Tamana Island 1

Welcome to Tamana Mike!” Zenida was leading a group of women behind her.  “I want to introduce you to Elena, your head teacher at the primary school.”  Elena, was a short older lady with one of the biggest smiles I had ever seen.  “Mauri Mike! How was your flight?”  “Surprisingly long, and I am so glad to finally be here,” I responded.  “Yes I know it is a long flight since we are one of the furthest islands from Tarawa.  We are very excited to have though!  Do you have any bags?” “A few,” I said knowing full well that half of the luggage on the plane was mine.  “We have many people here to help bring your things to your house,” she explained pointing to a truck full of women and children parked by the brick building.  “Let me introduce you to the other teachers.”  As I was being introduced to all of them, a team of men were loading all of my bags onto the truck. 

The island’s climate was much different from what I had become accustomed to in the northern islands. The air was dry, the land was dusty, and the grass was brown.  Following tradition, we drove around the entire island three times to familiarize myself with the island and introduce myself to the spirits.  The island had three villages.  The northern was Bakarawa, the central Bakaakaa, and southern Barebuka.  Ten village groups existed within these three villages.  They frequently had social events in group canoe houses.  Though villages covered the island from north to south, all facets of northern and southern village social life (houses, maneabas, stores, offices, canoe houses, and the church) existed only on the western side of the island.  Bush land, where family burial plots and spirits resided occupied the eastern side of the island.  The center village, where the government station was located, spanned the entire width of the entire island.
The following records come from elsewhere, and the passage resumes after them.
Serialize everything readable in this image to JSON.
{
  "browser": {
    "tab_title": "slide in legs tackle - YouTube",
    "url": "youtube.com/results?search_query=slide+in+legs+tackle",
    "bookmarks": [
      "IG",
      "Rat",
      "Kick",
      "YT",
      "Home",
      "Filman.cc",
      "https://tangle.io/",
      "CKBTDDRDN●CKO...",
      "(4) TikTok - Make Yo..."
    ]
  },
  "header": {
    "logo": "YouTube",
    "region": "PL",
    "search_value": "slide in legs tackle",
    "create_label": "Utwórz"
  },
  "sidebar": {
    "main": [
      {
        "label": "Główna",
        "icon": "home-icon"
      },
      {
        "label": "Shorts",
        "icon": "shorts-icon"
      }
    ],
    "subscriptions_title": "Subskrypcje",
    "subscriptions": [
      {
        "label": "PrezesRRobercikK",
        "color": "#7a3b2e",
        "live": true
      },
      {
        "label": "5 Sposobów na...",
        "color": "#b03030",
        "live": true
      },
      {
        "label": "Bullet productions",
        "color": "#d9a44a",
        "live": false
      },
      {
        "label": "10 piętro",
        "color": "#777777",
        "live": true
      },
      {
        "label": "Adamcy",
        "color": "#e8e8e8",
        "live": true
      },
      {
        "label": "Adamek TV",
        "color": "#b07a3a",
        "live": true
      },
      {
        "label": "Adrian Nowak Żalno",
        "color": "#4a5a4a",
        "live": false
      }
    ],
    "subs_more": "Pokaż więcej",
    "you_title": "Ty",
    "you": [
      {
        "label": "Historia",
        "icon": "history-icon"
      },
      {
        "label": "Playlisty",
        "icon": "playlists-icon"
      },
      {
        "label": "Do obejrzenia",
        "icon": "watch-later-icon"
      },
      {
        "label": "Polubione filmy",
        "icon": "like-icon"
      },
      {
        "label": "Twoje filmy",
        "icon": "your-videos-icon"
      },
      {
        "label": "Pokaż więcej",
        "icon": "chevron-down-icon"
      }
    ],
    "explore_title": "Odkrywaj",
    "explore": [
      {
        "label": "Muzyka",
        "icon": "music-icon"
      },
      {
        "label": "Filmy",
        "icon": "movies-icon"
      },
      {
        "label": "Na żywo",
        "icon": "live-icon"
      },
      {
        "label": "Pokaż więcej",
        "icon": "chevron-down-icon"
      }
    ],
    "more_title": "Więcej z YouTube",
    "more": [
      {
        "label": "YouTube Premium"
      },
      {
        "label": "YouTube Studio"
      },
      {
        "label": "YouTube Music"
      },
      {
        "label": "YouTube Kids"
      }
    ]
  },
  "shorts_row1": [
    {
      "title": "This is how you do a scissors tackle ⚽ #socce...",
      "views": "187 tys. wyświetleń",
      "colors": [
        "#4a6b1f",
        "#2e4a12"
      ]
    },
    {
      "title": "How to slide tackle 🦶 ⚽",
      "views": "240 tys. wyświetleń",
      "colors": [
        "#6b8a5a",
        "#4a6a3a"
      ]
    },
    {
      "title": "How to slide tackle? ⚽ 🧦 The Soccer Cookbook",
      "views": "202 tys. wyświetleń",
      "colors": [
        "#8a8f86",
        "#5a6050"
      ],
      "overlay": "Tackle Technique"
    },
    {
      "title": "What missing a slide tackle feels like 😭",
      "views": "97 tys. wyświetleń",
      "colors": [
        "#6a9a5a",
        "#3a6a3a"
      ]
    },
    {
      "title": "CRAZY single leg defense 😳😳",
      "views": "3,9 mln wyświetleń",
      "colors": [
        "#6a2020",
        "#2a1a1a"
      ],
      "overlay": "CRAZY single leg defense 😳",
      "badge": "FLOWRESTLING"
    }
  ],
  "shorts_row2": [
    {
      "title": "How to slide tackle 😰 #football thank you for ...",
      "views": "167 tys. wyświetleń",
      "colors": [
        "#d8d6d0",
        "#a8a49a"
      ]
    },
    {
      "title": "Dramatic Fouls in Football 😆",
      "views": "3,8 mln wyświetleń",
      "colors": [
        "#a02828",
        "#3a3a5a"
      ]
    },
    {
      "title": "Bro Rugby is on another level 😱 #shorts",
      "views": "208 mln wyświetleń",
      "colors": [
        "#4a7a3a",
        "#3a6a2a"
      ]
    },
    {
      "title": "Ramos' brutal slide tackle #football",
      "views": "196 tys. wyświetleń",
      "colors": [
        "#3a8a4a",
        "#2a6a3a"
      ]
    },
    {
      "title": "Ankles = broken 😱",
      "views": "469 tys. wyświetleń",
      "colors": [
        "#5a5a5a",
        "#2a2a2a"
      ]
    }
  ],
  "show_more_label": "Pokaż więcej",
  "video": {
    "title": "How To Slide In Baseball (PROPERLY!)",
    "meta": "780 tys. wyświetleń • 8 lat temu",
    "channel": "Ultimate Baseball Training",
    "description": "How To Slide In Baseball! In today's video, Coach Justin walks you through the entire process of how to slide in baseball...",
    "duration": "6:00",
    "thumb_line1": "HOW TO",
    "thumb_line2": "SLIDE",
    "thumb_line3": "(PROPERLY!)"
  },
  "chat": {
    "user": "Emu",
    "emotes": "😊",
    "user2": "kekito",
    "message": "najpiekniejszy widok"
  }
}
After 3 trips around the island, we pulled into Bakaakaa, the central village.  Pointing down the road, Zenida said, “I live right over there.” As we pulled into the school compound, I could easily see her clinic from my house.  My attention quickly turned to the large locally constructed home with concrete shingles on its roof in front of us when the truck came to a complete stop. 

A young man who looked my age was waiting on the steps of my new house with a baby in his arms.  “That’s Meekei, my husband,” said Matty, one of the teachers, as she jumped off to take the child from his arms.  Meekei then came over and grabbed some bags.  “Follow me, I’ll show you your home.”  Jumping off the truck with bags in hand, I followed him up the steps to the split-level house.  He opened the door to an enclosed porch, and a bedroom complete with built in shelving.  Down the narrow hall was a large living room and stairs leading down to the kitchen, bathroom and indoor well pump!  I felt like I had won a housing lottery.  Once familiarized with the house, we headed back to the truck to bring more bags and buckets into the house. 
When finished, he said, “You must be hungry after traveling so many hours.  We have prepared some foods for a welcome lunch with all of the teachers and their families.”  He brought me to the school’s maneaba where all of the other teachers, and Zenida were.  Everyone tried to speak English if I was not able to understand.  For those who could not, Elena was more than willing to translate. I felt so welcomed and very thankful to have another Peace Corps with me!  I felt so fortunate to have everyone there!  I sat by Meekei’s family during the lunch and got to know them a bit more.  He was four years older than I, and had a one year old child, Nash.  Both not completely proficient in either one’s language, we chatted in Kiribati and English. Nash, and I became quick friends.  After only a short time he was crawling all over me, and seemed to be amazed with my hairy legs.  Most I-Kiribati lacked any kind of visible body hair.  There were a handful of other children darting in and out of the maneaba, noticing my interactions with Nash.  They made brief eye contact with me before rushing into the arms of their older siblings or parents.  Eventually, some made their way up to me and also began petting my arms and legs.  I succumbed to letting whoever was brave enough to approach, stare, and pet me.  To everyone’s amusement, I was covered with little ones by the end of the welcome lunch.

1: Photo Credit Jane Resture - http://www.janeresture.com/tamana/